Joe Biden was sworn in at noon on January 20, 2021. [4] Trump did not attend, because he still refused to concede and insist that there was no 46th president. He pardoned 2 criminals on January 19. After the riot at the Capital, he was impeached with a 232-197, which was nearly what he got the first time. But while he was acquitted, it was 57-43, unlike last time, which was 52-48 and 53-47, in the other direction. He also called the secretary of state of Georgia four days before, though it was to no use. The Arizona Senate agreed, in March 2021, to recount ballots they denied to do in November 2020.

Effect on the Senatorial runoffs in Georgia

As neither senator in the initial race recieved over 50%, despite Perdue being so close, a runoff was held on January 5, 2021, for control of the Senate. As we know, Donald Trump was clearly a baby and refused to concede, causing many people in many states to run away from the Republicans. This, plus Trump supporters staying home over a rigged election and fears of another one, allowed Democrats to win both Georgia runoffs, and, by doing so, give them a trifecta, all because of Trump's stupidity. When Kamala Harris was sworn in, the Senate's 50-50 tie technically became a 51-50 majority, and now the Republicans faded out of existence, at least for the 117th Congress.

The lesson is, don't be a baby like Trump and learn to concede.
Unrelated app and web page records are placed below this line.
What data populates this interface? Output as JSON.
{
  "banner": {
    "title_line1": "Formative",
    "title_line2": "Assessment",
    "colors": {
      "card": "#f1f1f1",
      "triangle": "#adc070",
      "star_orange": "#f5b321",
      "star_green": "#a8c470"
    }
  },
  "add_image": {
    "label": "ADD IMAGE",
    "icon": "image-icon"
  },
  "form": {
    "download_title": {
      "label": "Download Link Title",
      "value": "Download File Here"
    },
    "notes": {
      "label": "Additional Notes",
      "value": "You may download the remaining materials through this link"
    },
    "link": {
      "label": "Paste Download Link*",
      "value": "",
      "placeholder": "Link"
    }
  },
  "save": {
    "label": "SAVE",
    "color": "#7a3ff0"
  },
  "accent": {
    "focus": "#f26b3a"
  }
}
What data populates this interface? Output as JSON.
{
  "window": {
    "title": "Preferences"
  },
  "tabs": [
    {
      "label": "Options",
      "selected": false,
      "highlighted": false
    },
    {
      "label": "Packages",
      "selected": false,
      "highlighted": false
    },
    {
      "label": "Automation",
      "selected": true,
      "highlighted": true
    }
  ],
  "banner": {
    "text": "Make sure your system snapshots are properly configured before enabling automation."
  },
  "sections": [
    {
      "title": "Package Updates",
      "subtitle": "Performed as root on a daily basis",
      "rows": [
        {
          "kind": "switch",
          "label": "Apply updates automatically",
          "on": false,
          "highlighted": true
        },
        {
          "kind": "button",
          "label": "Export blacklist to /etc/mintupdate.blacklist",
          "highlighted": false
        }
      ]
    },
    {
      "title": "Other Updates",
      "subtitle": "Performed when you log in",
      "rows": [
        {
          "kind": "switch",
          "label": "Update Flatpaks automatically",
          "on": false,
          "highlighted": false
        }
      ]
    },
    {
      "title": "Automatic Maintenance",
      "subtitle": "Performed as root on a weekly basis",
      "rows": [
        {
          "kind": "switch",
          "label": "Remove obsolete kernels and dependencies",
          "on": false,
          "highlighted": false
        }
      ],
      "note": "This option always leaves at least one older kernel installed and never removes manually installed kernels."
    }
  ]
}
You'll make everyone happier, including your own political party.